- **WHAT YOU HAVE TO DO**
Copy the records below in full, keeping each word as it is but omitting the pictures.

- **DATASET EXTRACT**
[Start of Attachment]
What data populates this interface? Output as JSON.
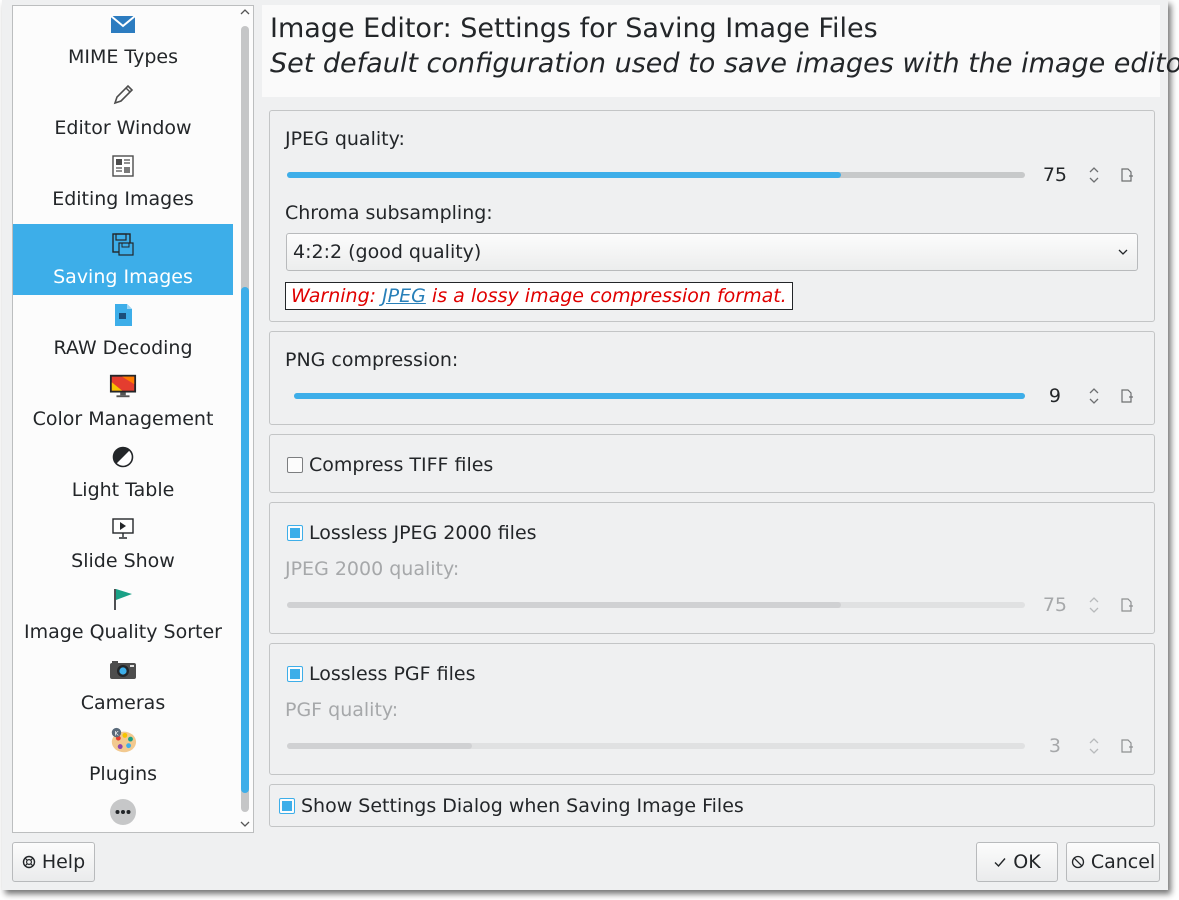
{
  "sidebar": {
    "items": [
      {
        "label": "MIME Types",
        "icon": "mime-types-icon"
      },
      {
        "label": "Editor Window",
        "icon": "pencil-icon"
      },
      {
        "label": "Editing Images",
        "icon": "editing-images-icon"
      },
      {
        "label": "Saving Images",
        "icon": "save-icon",
        "selected": true
      },
      {
        "label": "RAW Decoding",
        "icon": "raw-file-icon"
      },
      {
        "label": "Color Management",
        "icon": "monitor-color-icon"
      },
      {
        "label": "Light Table",
        "icon": "contrast-icon"
      },
      {
        "label": "Slide Show",
        "icon": "slideshow-icon"
      },
      {
        "label": "Image Quality Sorter",
        "icon": "flag-icon"
      },
      {
        "label": "Cameras",
        "icon": "camera-icon"
      },
      {
        "label": "Plugins",
        "icon": "plugins-palette-icon"
      }
    ],
    "more_icon": "more-icon"
  },
  "header": {
    "title": "Image Editor: Settings for Saving Image Files",
    "subtitle": "Set default configuration used to save images with the image editor"
  },
  "jpeg": {
    "quality_label": "JPEG quality:",
    "quality_value": "75",
    "quality_fraction": 0.75,
    "chroma_label": "Chroma subsampling:",
    "chroma_value": "4:2:2 (good quality)",
    "warning_prefix": "Warning: ",
    "warning_link": "JPEG",
    "warning_suffix": " is a lossy image compression format."
  },
  "png": {
    "compression_label": "PNG compression:",
    "compression_value": "9",
    "compression_fraction": 1.0
  },
  "tiff": {
    "compress_label": "Compress TIFF files",
    "checked": false
  },
  "jpeg2000": {
    "lossless_label": "Lossless JPEG 2000 files",
    "checked": true,
    "quality_label": "JPEG 2000 quality:",
    "quality_value": "75",
    "quality_fraction": 0.75
  },
  "pgf": {
    "lossless_label": "Lossless PGF files",
    "checked": true,
    "quality_label": "PGF quality:",
    "quality_value": "3",
    "quality_fraction": 0.25
  },
  "show_dialog": {
    "label": "Show Settings Dialog when Saving Image Files",
    "checked": true
  },
  "buttons": {
    "help": "Help",
    "ok": "OK",
    "cancel": "Cancel"
  },
  "colors": {
    "accent": "#3daee9",
    "warning": "#e00000",
    "link": "#2980b9"
  }
}
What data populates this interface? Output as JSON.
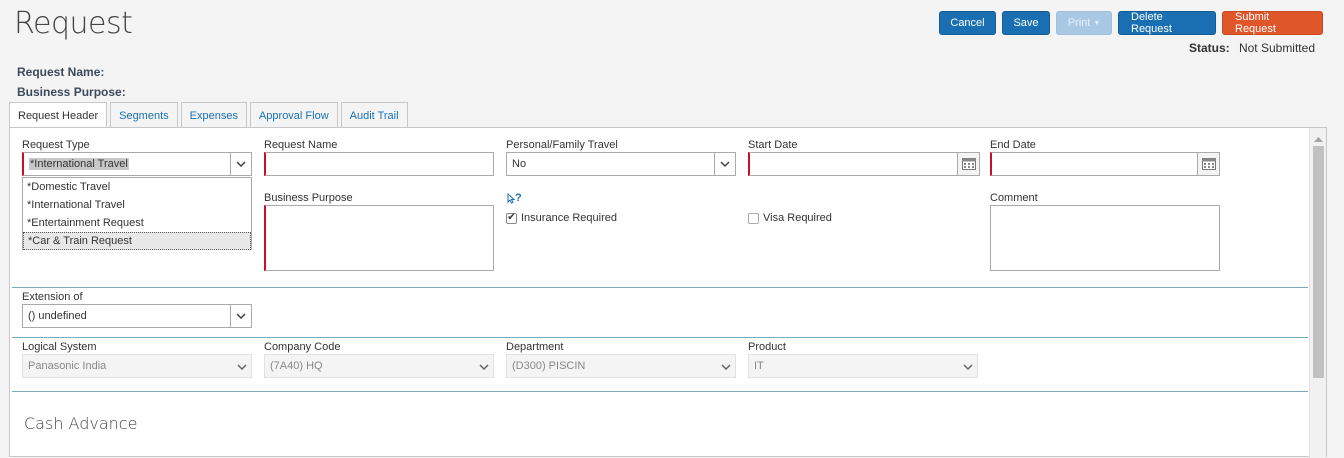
{
  "header": {
    "title": "Request",
    "buttons": {
      "cancel": "Cancel",
      "save": "Save",
      "print": "Print",
      "delete": "Delete Request",
      "submit": "Submit Request"
    },
    "status_label": "Status:",
    "status_value": "Not Submitted"
  },
  "summary": {
    "request_name_label": "Request Name:",
    "business_purpose_label": "Business Purpose:"
  },
  "tabs": [
    {
      "label": "Request Header",
      "active": true
    },
    {
      "label": "Segments"
    },
    {
      "label": "Expenses"
    },
    {
      "label": "Approval Flow"
    },
    {
      "label": "Audit Trail"
    }
  ],
  "form": {
    "request_type": {
      "label": "Request Type",
      "value": "*International Travel",
      "options": [
        "*Domestic Travel",
        "*International Travel",
        "*Entertainment Request",
        "*Car & Train Request"
      ],
      "hovered_option": "*Car & Train Request"
    },
    "request_name": {
      "label": "Request Name",
      "value": ""
    },
    "personal_family_travel": {
      "label": "Personal/Family Travel",
      "value": "No"
    },
    "start_date": {
      "label": "Start Date",
      "value": ""
    },
    "end_date": {
      "label": "End Date",
      "value": ""
    },
    "business_purpose": {
      "label": "Business Purpose",
      "value": ""
    },
    "help_icon_text": "?",
    "insurance_required": {
      "label": "Insurance Required",
      "checked": true
    },
    "visa_required": {
      "label": "Visa Required",
      "checked": false
    },
    "comment": {
      "label": "Comment",
      "value": ""
    },
    "extension_of": {
      "label": "Extension of",
      "value": "() undefined"
    },
    "logical_system": {
      "label": "Logical System",
      "value": "Panasonic India"
    },
    "company_code": {
      "label": "Company Code",
      "value": "(7A40) HQ"
    },
    "department": {
      "label": "Department",
      "value": "(D300) PISCIN"
    },
    "product": {
      "label": "Product",
      "value": "IT"
    }
  },
  "sections": {
    "cash_advance": "Cash Advance"
  },
  "colors": {
    "primary_blue": "#1a6fb3",
    "submit_red": "#e0562b",
    "required_red": "#c8102e",
    "divider": "#7ba7bf"
  }
}
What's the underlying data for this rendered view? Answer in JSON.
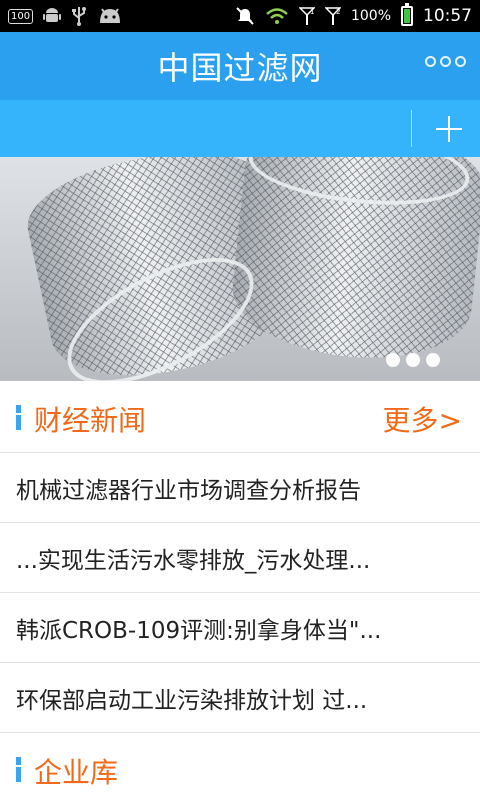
{
  "status_bar": {
    "notification_badge": "100",
    "battery_percent": "100%",
    "battery_level": 1.0,
    "time": "10:57",
    "signal1_label": "1",
    "signal2_label": "2"
  },
  "header": {
    "title": "中国过滤网"
  },
  "banner": {
    "slide_count": 3,
    "active_slide": 1
  },
  "finance_news": {
    "title": "财经新闻",
    "more_label": "更多>",
    "items": [
      "机械过滤器行业市场调查分析报告",
      "...实现生活污水零排放_污水处理...",
      "韩派CROB-109评测:别拿身体当\"...",
      "环保部启动工业污染排放计划 过..."
    ]
  },
  "enterprise": {
    "title": "企业库"
  },
  "colors": {
    "title_bar": "#2aa0ef",
    "tab_bar": "#35b3fb",
    "accent": "#f06a1a"
  }
}
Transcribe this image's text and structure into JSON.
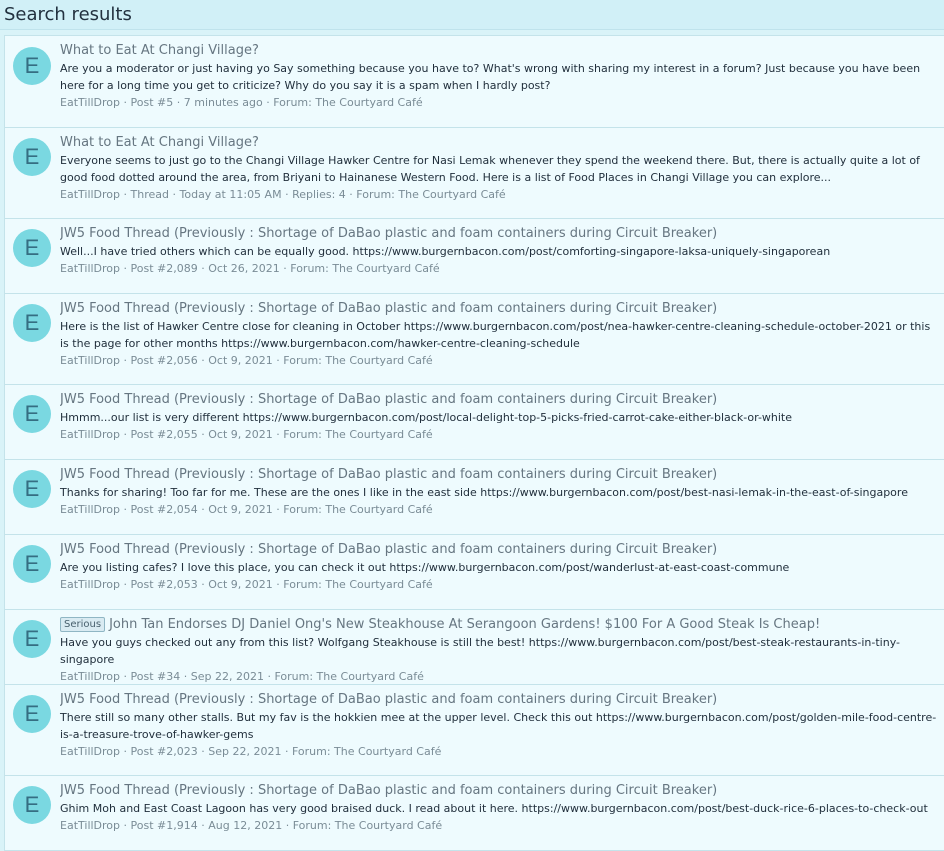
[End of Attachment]
- **WORKED SOLUTION**
What data populates this interface? Output as JSON.
{
  "sidebar": {
    "items": [
      {
        "label": "MIME Types",
        "icon": "mime-types-icon"
      },
      {
        "label": "Editor Window",
        "icon": "pencil-icon"
      },
      {
        "label": "Editing Images",
        "icon": "editing-images-icon"
      },
      {
        "label": "Saving Images",
        "icon": "save-icon",
        "selected": true
      },
      {
        "label": "RAW Decoding",
        "icon": "raw-file-icon"
      },
      {
        "label": "Color Management",
        "icon": "monitor-color-icon"
      },
      {
        "label": "Light Table",
        "icon": "contrast-icon"
      },
      {
        "label": "Slide Show",
        "icon": "slideshow-icon"
      },
      {
        "label": "Image Quality Sorter",
        "icon": "flag-icon"
      },
      {
        "label": "Cameras",
        "icon": "camera-icon"
      },
      {
        "label": "Plugins",
        "icon": "plugins-palette-icon"
      }
    ],
    "more_icon": "more-icon"
  },
  "header": {
    "title": "Image Editor: Settings for Saving Image Files",
    "subtitle": "Set default configuration used to save images with the image editor"
  },
  "jpeg": {
    "quality_label": "JPEG quality:",
    "quality_value": "75",
    "quality_fraction": 0.75,
    "chroma_label": "Chroma subsampling:",
    "chroma_value": "4:2:2 (good quality)",
    "warning_prefix": "Warning: ",
    "warning_link": "JPEG",
    "warning_suffix": " is a lossy image compression format."
  },
  "png": {
    "compression_label": "PNG compression:",
    "compression_value": "9",
    "compression_fraction": 1.0
  },
  "tiff": {
    "compress_label": "Compress TIFF files",
    "checked": false
  },
  "jpeg2000": {
    "lossless_label": "Lossless JPEG 2000 files",
    "checked": true,
    "quality_label": "JPEG 2000 quality:",
    "quality_value": "75",
    "quality_fraction": 0.75
  },
  "pgf": {
    "lossless_label": "Lossless PGF files",
    "checked": true,
    "quality_label": "PGF quality:",
    "quality_value": "3",
    "quality_fraction": 0.25
  },
  "show_dialog": {
    "label": "Show Settings Dialog when Saving Image Files",
    "checked": true
  },
  "buttons": {
    "help": "Help",
    "ok": "OK",
    "cancel": "Cancel"
  },
  "colors": {
    "accent": "#3daee9",
    "warning": "#e00000",
    "link": "#2980b9"
  }
}
What data populates this interface? Output as JSON.
{
  "header": {
    "title": "Request",
    "buttons": {
      "cancel": "Cancel",
      "save": "Save",
      "print": "Print",
      "delete": "Delete Request",
      "submit": "Submit Request"
    },
    "status_label": "Status:",
    "status_value": "Not Submitted"
  },
  "summary": {
    "request_name_label": "Request Name:",
    "business_purpose_label": "Business Purpose:"
  },
  "tabs": [
    {
      "label": "Request Header",
      "active": true
    },
    {
      "label": "Segments"
    },
    {
      "label": "Expenses"
    },
    {
      "label": "Approval Flow"
    },
    {
      "label": "Audit Trail"
    }
  ],
  "form": {
    "request_type": {
      "label": "Request Type",
      "value": "*International Travel",
      "options": [
        "*Domestic Travel",
        "*International Travel",
        "*Entertainment Request",
        "*Car & Train Request"
      ],
      "hovered_option": "*Car & Train Request"
    },
    "request_name": {
      "label": "Request Name",
      "value": ""
    },
    "personal_family_travel": {
      "label": "Personal/Family Travel",
      "value": "No"
    },
    "start_date": {
      "label": "Start Date",
      "value": ""
    },
    "end_date": {
      "label": "End Date",
      "value": ""
    },
    "business_purpose": {
      "label": "Business Purpose",
      "value": ""
    },
    "help_icon_text": "?",
    "insurance_required": {
      "label": "Insurance Required",
      "checked": true
    },
    "visa_required": {
      "label": "Visa Required",
      "checked": false
    },
    "comment": {
      "label": "Comment",
      "value": ""
    },
    "extension_of": {
      "label": "Extension of",
      "value": "() undefined"
    },
    "logical_system": {
      "label": "Logical System",
      "value": "Panasonic India"
    },
    "company_code": {
      "label": "Company Code",
      "value": "(7A40) HQ"
    },
    "department": {
      "label": "Department",
      "value": "(D300) PISCIN"
    },
    "product": {
      "label": "Product",
      "value": "IT"
    }
  },
  "sections": {
    "cash_advance": "Cash Advance"
  },
  "colors": {
    "primary_blue": "#1a6fb3",
    "submit_red": "#e0562b",
    "required_red": "#c8102e",
    "divider": "#7ba7bf"
  }
}
What's the underlying data for this rendered view? Answer in JSON.
{
  "status_bar": {
    "notification_badge": "100",
    "battery_percent": "100%",
    "battery_level": 1.0,
    "time": "10:57",
    "signal1_label": "1",
    "signal2_label": "2"
  },
  "header": {
    "title": "中国过滤网"
  },
  "banner": {
    "slide_count": 3,
    "active_slide": 1
  },
  "finance_news": {
    "title": "财经新闻",
    "more_label": "更多>",
    "items": [
      "机械过滤器行业市场调查分析报告",
      "...实现生活污水零排放_污水处理...",
      "韩派CROB-109评测:别拿身体当\"...",
      "环保部启动工业污染排放计划 过..."
    ]
  },
  "enterprise": {
    "title": "企业库"
  },
  "colors": {
    "title_bar": "#2aa0ef",
    "tab_bar": "#35b3fb",
    "accent": "#f06a1a"
  }
}
Transcribe this image's text and structure into JSON.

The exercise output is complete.